Research Article: Determinants of Treatment Adherence Among Smear-Positive Pulmonary Tuberculosis Patients in Southern Ethiopia

Date Published: February 13, 2007

Publisher: Public Library of Science

Author(s): Estifanos Biru Shargie, Bernt Lindtjørn, Philip Hopewell

Abstract: BackgroundDefaulting from treatment remains a challenge for most tuberculosis control programmes.
It may increase the risk of drug resistance, relapse, death, and prolonged
infectiousness. The aim of this study was to determine factors predicting treatment
adherence among smear-positive pulmonary tuberculosis patients.Methods and FindingsA cohort of smear-positive tuberculosis patients diagnosed and registered in Hossana
Hospital in southern Ethiopia from 1 September 2002 to 30 April 2004 were prospectively
included. Using a structured questionnaire, potential predictor factors for defaulting
from treatment were recorded at the beginning of treatment, and patients were followed
up until the end of treatment. Default incidence rate was calculated and compared among
preregistered risk factors. Of the 404 patients registered for treatment, 81
(20%) defaulted from treatment. A total of 91% (74 of 81) of
treatment interruptions occurred during the continuation phase of treatment. On a Cox
regression model, distance from home to treatment centre (hazard ratio
[HR] = 2.97; p < 0.001), age > 25 y (HR = 1.71; p = 0.02), and
necessity to use public transport to get to a treatment centre (HR = 1.59;
p = 0.06) were found to be independently associated with
defaulting from treatment.ConclusionsDefaulting due to treatment noncompletion in this study setting is high, and the main
determinants appear to be factors related to physical access to a treatment centre. The
continuation phase of treatment is the most crucial time for treatment interruption, and
future interventions should take this factor into consideration.

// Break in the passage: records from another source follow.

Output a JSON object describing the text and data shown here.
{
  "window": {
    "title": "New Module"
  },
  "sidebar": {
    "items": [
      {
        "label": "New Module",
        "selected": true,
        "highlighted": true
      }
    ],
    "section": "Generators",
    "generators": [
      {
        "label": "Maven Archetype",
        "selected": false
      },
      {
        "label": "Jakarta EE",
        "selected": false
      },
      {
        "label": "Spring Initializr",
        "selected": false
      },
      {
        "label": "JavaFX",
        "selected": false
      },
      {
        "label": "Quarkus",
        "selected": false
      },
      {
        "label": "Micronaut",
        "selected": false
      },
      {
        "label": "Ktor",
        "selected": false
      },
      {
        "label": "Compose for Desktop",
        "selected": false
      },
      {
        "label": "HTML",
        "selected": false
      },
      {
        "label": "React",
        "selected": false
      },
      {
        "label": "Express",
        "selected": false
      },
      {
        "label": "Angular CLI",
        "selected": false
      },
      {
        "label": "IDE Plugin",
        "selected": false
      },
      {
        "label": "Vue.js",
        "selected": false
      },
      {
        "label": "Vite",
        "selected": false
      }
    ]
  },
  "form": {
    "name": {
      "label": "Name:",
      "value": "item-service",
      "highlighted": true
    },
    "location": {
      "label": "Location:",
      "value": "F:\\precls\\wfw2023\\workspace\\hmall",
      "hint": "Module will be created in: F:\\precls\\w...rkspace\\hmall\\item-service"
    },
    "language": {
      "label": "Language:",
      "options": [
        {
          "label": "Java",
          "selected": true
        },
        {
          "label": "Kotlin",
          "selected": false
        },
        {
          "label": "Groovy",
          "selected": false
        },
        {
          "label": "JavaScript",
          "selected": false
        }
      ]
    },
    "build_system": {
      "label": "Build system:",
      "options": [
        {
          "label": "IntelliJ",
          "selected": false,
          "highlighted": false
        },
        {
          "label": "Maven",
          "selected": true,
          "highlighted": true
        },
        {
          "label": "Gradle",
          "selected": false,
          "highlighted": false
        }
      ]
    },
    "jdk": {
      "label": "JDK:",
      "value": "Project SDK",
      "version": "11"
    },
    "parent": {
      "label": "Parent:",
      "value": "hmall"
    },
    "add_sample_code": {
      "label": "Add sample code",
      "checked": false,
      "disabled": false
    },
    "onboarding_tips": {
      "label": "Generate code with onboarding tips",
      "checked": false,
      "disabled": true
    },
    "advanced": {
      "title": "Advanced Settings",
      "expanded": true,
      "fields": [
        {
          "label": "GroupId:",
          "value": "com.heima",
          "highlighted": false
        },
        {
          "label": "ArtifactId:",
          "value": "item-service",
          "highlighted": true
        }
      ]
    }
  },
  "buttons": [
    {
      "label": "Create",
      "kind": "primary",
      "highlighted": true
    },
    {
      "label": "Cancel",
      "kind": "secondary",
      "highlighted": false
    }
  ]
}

Partial Text: As much as untreated tuberculosis (TB) threatens the well being of an individual and
society, defaulting from treatment may increase the risk of drug resistance, relapse, and
death, and may prolong infectiousness [1–3]. In resource-constrained settings where the health care services are not
well developed, delayed presentation for treatment and defaulting from treatment are the two
major challenges that TB programmes face [4]. The idea of direct observation of treatment
(DOT) evolved from the need to improve treatment adherence. However, the role of DOT in
maintaining treatment adherence appears to be surrounded by controversies. Reports from many
countries favour DOT as a key component in the Directly Observed Treatment—Short
Course (DOTS) strategy, a global strategy recommended by the World Health Organization for
the prevention and control of TB [5–7].
Conversely, some randomised controlled studies have failed to establish the superiority of
DOT over the conventional nonobserved treatment in improving treatment adherence
[8,9]. As such, ensuring successful treatment
completion might require addressing multiple factors beyond simple supervision of drug
intake [10–14].

Figure 1 shows the flow of study
participants. A total of 404 new PTB+ patients were registered for treatment
between 1 September 2002 and 30 April 2004. Of these, 82% (n
= 331) were from Hadiya zone and 43% (n =
174) were female patients. A total of 21% (n = 83) of
the patients had treatment follow-up at Hossana Hospital, whereas 43%
(n = 169) and 36% (n =
139) were treated at the health centres and health stations, respectively. A total of 199
patients (49%) volunteered to have HIV testing, of which 12% (25 out
of 199) were positive for HIV. A total of 81 patients (20%) defaulted from
treatment, while 310 (77%) successfully completed treatment; nine
(2.2%) died, one had treatment failure, and three had moved outside the region
and could not be traced. Table 1
presents the baseline characteristics of the study participants.

This study tried to measure the extent and predictors of treatment noncompletion in a
predominantly rural society. A total of one-fifth of the registered PTB+ cases
failed to complete treatment. This finding confirms an earlier study report that documented
a declining trend in default rate from 38% to 18% over a six-year
period from 1994 to 2000 [18]. The default rate in our study is lower compared to previous studies in
some African countries [16,
20–22]. However, it is higher than the
11.6% default rate from DOTS reported in Arsi zone of Ethiopia [17]. Treatment noncompletion is
required to fall below 10% in order to achieve treatment success of
85%, one of the health-related indicators of the Millennium Development Goals